◆ WHAT IS REQUIRED: Write out the data word for word and omit every picture.

◆ RECORDS PROVIDED:

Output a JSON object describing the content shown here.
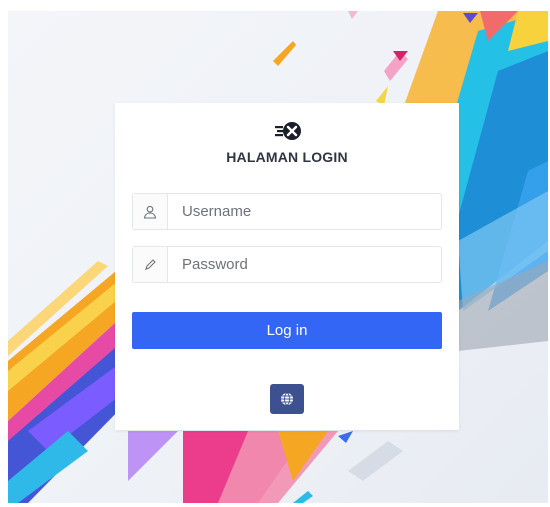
{
  "login": {
    "title": "HALAMAN LOGIN",
    "username_placeholder": "Username",
    "password_placeholder": "Password",
    "login_label": "Log in"
  },
  "icons": {
    "logo": "logo-icon",
    "username": "user-icon",
    "password": "pencil-icon",
    "language": "globe-icon"
  },
  "colors": {
    "primary": "#3366f5",
    "language_button": "#3d5191",
    "title_text": "#2f3542"
  }
}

◆ ANSWER AREA:
Output a JSON object describing the content shown here.
{
  "login": {
    "title": "HALAMAN LOGIN",
    "username_placeholder": "Username",
    "password_placeholder": "Password",
    "login_label": "Log in"
  },
  "icons": {
    "logo": "logo-icon",
    "username": "user-icon",
    "password": "pencil-icon",
    "language": "globe-icon"
  },
  "colors": {
    "primary": "#3366f5",
    "language_button": "#3d5191",
    "title_text": "#2f3542"
  }
}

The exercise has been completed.